Words exist but the pump to bring those words from the bottom of the well to the surface is malfunctioning. Buried in the sand at the bottom of the well is a torrent of words, but if by chance the pump stirs up some sand, by the time it reaches the surface, the words within convey nothing. As Johnson describes the adjective silent: mute, still, quiet, not speaking.
I love, (swoops and loops of love), Ellman’s description: “Beckett was addicted to silences, and so was Joyce; they engaged in conversations which consisted often of silences directed towards each other, both suffused with sadness, Beckett mostly for the world, Joyce mostly for himself.” It is such a precise description, that distinction so clear in the writing of both men.
In a timely intervention, my friend @EstherHawdon mentions the Japanese obsession with silence, and quotes Basho’s poem:
frogs jumped in
sound of water
And goes on to say,
We usually use the word “ma (間)” meaning blank or emptiness, so when there is silence in conversation, we call this silence “ma” – “ma 間” is also used to mean blank space – e.g. there is a space between a stone and another in a garden, we call this blank “ma”

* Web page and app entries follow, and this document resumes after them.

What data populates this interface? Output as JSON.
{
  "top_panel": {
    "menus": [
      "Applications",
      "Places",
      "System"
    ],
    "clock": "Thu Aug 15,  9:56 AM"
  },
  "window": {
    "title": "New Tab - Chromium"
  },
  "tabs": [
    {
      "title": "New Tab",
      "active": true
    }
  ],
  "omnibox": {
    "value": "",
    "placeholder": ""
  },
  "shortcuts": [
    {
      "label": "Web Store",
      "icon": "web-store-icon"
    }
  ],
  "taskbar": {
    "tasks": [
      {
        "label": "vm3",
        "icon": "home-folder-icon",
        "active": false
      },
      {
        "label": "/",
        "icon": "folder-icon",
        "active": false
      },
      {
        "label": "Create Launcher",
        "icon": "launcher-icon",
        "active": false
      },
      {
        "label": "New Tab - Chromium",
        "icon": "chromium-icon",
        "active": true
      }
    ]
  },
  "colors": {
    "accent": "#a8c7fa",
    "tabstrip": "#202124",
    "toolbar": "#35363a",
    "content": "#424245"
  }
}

This returns me to a book that I’ve returned to again and again this summer, Federico Campagna’s The Last Night: Anti-work, Atheism, Adventure in which I found so much wisdom, particularly on his conception of comradeship (a few unlinked passages):
Comradeship among egoists allows them to further modify the reality in which they exist, thus shaping the landscape of their adventure and taming at least in part the influence that the environment in which they exist has on them.
As it always happens with the creation of a bond, unions of egoists necessarily result in something that exceeds a friendship based on shared interests or the simple joint-venture of cooperating forces.
And I make no apology for quoting again I passage I quoted a few weeks ago:
There was always something that allowed me to distinguish between the long list of unmemorable relationships and the few who were to remain. In all my strongest friendships, in all the best relationships I have ever had, an element seemed to constantly recur. It was the feeling of a movement together with the other person, a tension towards something or somewhere, a common action, a sense of solidarity within the frame of a shared intent. The people I have ever felt closest to have been something more than friends: they have been comrades.
Of course, I accept the political connotations of the word. But with a difference. Like political comrades, we were bound by a common desire and a common tension. Differently from them, however, our desires and tensions could not be limited by the dogma of some abstract ideals, let alone pre-existing ideologies. Between us, there was something that originated from us alone.
Silence as Esther describes so beautifully is neither a vacuüm to be feared, nor pure emptiness. As in Beckett’s Unnamable, referring to language and silence as distinct entities ends up conveying nothing as both merge into one. The Unnamable is silence.